Citing the high price of fuel, B.C. Ferries will implement a fuel surcharge of 1.5 per cent as of June 1.
That means starting next month, a car and driver on B.C. Ferries’ busiest route — between Swartz Bay and Tsawwassen — will pay $75.80 per trip, an increase of $1.10, while walk-on passengers will pay $17.45, an increase of 25 cents.
The surcharge on most of B.C. Ferries’ inter-island routes will be 15 cents for an adult and 45 cents for a vehicle.
The last time B.C. Ferries implemented a fuel surcharge was from January to December 2014.
B.C. Ferries said it closely monitors the cost of fuel and applies a rebate or surcharge, or neither, under a regulatory process that is independent of fares. When fuel prices are low, it passes savings on through a rebate and when they’re high, the surcharge is applied. The last rebate lasted from 2015 to 2018.
B.C. Ferries chief financial officer Alana Gallagher said given the regional price of diesel fuel, the surcharge is unavoidable.
The company uses fuel-price hedge transactions to lock in a portion of the fuel price to help reduce fare volatility, she said.
Gallagher said due to relatively low commodity prices in 2018, B.C. Ferries was able to lock in fixed prices for about 85 per cent of its diesel consumption for the 2020 fiscal year.
“With these hedges in place, if the regional prices had continued at average levels, it is possible that no surcharges would have been required,” she said. “However, the regional price of diesel increased 21 per cent since the start of 2019, about a 20-cent-per-litre average increase in the price for diesel. As a result, a 1.5 per cent fuel surcharge is in order.
“If B.C. Ferries had not been able to hedge the commodity price as it did in 2018, the fuel surcharge would have been higher.”
B.C. Ferries chief executive officer Mark Collins said the corporation will continue to work on strategies to keep travel affordable.

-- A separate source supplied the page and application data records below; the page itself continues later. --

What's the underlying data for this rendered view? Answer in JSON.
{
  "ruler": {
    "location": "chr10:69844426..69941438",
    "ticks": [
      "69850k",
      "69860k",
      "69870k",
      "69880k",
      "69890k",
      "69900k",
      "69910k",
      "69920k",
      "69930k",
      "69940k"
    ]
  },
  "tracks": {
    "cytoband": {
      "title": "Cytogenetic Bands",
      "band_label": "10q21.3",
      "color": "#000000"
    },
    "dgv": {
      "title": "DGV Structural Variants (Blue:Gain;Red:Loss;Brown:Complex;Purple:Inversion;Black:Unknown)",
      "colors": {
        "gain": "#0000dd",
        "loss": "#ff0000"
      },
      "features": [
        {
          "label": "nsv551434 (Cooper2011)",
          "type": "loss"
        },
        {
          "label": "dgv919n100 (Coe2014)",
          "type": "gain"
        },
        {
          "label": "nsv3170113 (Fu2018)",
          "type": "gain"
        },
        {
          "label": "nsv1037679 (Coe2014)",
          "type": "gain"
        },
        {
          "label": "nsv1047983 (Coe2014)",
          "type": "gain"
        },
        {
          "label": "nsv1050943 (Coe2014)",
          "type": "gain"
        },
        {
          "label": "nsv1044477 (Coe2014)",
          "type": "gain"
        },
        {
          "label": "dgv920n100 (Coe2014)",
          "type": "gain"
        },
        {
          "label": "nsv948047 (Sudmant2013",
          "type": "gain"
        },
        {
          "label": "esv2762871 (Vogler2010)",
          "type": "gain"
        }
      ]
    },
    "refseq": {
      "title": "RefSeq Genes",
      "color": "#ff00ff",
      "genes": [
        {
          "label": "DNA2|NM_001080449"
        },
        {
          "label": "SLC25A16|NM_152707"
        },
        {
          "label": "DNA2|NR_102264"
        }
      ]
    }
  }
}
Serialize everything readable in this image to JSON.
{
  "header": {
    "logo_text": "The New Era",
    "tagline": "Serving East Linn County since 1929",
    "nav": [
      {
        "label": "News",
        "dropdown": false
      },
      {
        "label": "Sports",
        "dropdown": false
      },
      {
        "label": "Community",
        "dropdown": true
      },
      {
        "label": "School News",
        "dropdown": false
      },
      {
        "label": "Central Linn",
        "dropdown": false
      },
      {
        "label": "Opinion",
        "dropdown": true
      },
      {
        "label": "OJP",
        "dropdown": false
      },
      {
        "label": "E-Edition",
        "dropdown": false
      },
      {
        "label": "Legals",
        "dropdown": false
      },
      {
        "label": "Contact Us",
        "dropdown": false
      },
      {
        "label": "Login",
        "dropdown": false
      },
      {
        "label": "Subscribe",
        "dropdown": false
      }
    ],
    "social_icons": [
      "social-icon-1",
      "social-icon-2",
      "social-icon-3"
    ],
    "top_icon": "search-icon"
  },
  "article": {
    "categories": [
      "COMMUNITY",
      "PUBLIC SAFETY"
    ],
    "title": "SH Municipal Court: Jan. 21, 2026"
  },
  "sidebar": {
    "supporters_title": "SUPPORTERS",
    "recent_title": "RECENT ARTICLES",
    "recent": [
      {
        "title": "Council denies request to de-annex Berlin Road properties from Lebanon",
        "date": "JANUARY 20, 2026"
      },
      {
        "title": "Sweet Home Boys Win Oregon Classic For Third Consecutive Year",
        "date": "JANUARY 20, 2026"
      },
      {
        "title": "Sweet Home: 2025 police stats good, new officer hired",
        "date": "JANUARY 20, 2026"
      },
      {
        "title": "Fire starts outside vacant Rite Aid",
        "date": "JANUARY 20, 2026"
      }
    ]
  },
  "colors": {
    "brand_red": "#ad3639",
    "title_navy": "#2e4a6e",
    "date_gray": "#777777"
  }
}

“We will continue to take measures to reduce our fuel consumption further through the introduction of diesel electric battery hybrid vessels,” he said. “We now have five vessels operating on liquefied natural gas, a cleaner and less-expensive fuel source than the ultra-low-sulphur diesel we use for our other vessels. LNG is approximately 50 per cent less expensive than diesel, and its use results in fuel savings that are passed on to our customers.”
The company says it does not benefit financially from surcharges or rebates.
On average, the fuel surcharge will be 1.5 per cent on all routes, with the exception of the Port Hardy-Prince Rupert, Prince Rupert-Haida Gwaii and Port Hardy-Central Coast routes.
Those routes have a separate mechanism to take into account the cost of fuel.